What lines below include the string "that"? Pick them out and copy them.

◇ ◇ ◇ ◇ ◇ ◇ ◇

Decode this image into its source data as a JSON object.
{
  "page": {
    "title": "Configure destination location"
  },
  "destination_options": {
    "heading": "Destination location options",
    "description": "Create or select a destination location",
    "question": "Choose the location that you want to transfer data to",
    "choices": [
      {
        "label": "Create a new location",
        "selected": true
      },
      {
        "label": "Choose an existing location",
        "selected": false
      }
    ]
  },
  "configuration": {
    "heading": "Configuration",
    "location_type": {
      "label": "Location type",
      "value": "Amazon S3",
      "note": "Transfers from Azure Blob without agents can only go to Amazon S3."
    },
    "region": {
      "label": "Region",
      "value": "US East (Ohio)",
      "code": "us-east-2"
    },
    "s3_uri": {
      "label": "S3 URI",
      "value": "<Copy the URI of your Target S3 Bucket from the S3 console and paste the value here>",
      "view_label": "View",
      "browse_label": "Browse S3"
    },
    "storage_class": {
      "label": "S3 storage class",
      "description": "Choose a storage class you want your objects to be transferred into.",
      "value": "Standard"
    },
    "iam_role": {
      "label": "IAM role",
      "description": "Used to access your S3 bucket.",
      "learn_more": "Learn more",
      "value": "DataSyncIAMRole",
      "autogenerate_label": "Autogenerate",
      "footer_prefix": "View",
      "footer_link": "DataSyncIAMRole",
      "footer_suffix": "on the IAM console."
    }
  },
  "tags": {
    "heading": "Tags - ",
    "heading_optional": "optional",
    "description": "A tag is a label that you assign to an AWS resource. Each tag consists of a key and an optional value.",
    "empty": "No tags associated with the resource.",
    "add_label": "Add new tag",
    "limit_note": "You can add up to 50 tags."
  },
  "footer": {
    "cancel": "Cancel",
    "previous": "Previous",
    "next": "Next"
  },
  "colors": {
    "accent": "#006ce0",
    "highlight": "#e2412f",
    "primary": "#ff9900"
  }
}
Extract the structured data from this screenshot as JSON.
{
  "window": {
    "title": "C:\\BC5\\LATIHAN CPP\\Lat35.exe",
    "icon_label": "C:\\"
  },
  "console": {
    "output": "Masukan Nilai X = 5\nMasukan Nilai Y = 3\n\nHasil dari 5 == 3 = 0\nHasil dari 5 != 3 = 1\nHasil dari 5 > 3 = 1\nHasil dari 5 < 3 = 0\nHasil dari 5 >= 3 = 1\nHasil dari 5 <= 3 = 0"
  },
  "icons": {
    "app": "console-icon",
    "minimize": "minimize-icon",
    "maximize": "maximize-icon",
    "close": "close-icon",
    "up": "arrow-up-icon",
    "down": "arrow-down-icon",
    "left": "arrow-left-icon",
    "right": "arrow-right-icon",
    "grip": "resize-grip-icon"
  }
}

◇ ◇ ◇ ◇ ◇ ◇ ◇

Answer box:
    "question": "Choose the location that you want to transfer data to",
    "description": "A tag is a label that you assign to an AWS resource. Each tag consists of a key and an optional value.",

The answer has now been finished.